TASK DETAILS: Go through the entries below and tally each line holding the string "Solve". Return the number only.

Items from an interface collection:
________
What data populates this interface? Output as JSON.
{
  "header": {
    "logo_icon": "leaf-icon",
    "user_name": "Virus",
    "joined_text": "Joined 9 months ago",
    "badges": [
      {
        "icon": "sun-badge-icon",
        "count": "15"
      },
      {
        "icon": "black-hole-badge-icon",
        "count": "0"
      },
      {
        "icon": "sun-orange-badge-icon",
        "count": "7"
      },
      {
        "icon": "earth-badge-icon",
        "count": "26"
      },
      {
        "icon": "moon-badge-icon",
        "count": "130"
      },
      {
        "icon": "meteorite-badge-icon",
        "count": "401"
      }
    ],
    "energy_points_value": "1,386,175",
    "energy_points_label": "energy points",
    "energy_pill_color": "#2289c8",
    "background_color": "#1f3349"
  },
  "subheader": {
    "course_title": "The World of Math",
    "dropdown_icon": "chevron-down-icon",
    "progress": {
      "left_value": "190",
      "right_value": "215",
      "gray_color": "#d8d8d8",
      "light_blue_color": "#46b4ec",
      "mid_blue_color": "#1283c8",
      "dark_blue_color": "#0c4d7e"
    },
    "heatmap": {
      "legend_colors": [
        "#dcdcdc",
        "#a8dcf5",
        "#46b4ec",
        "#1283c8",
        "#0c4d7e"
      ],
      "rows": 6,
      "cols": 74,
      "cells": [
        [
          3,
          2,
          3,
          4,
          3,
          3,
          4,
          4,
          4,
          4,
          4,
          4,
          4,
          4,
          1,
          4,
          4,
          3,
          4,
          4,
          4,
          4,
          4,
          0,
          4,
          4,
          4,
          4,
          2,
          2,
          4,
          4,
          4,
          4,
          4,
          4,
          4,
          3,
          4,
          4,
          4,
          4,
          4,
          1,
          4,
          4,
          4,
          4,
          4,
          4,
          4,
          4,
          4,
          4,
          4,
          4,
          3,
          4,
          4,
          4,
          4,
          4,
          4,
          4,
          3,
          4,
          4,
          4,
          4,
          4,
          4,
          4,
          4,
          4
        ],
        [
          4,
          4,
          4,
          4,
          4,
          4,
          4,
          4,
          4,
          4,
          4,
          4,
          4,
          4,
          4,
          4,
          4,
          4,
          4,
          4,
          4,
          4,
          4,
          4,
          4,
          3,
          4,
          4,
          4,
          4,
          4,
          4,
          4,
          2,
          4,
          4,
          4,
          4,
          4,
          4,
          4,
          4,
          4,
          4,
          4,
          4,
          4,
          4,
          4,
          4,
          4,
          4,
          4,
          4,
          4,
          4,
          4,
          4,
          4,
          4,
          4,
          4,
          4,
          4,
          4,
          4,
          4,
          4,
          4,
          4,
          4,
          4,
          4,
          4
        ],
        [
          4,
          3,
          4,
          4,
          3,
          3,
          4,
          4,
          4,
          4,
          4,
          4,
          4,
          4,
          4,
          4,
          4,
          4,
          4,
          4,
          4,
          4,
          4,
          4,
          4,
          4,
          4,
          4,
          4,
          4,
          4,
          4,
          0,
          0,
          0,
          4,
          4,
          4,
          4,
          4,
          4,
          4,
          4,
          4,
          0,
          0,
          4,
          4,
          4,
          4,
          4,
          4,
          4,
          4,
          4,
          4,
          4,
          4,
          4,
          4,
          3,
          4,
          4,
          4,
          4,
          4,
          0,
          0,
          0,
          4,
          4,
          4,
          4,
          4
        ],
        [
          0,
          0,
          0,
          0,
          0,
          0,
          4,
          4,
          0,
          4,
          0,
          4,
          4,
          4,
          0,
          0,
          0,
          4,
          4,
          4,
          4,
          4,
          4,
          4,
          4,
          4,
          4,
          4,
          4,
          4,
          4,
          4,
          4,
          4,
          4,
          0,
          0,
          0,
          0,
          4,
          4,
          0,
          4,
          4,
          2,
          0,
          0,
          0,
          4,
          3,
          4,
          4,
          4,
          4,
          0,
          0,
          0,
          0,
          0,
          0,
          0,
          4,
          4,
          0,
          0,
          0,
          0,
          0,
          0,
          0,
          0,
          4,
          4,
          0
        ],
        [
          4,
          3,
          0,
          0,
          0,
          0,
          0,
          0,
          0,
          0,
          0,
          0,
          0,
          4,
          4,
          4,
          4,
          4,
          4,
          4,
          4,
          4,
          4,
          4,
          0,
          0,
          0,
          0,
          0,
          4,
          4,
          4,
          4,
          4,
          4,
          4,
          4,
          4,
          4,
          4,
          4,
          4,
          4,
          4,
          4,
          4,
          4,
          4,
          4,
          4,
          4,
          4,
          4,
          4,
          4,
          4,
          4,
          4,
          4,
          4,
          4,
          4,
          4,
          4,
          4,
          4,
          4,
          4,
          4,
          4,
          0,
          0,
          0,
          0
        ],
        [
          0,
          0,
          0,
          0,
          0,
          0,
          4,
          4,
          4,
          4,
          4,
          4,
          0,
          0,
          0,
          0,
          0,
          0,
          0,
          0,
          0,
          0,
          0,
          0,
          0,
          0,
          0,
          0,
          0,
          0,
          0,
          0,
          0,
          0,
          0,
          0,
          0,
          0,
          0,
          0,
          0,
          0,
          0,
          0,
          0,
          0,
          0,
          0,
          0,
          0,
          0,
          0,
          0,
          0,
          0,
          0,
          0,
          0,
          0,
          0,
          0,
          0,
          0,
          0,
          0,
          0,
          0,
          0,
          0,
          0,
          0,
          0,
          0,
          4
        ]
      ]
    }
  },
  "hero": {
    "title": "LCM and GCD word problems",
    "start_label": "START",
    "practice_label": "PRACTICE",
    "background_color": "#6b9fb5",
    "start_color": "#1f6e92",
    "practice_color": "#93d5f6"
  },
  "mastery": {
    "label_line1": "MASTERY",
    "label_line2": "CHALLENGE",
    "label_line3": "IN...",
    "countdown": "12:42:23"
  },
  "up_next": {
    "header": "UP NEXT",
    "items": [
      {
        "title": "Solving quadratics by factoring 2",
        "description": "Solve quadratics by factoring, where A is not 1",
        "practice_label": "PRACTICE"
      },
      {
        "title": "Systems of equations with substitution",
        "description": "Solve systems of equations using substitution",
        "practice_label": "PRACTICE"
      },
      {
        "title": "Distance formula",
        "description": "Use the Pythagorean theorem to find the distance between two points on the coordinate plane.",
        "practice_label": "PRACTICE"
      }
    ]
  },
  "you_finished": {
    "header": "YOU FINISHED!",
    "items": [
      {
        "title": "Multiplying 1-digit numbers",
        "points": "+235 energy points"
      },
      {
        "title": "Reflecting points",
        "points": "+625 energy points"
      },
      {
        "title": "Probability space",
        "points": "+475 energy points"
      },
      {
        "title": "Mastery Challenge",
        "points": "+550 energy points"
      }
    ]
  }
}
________
ANSWER: 2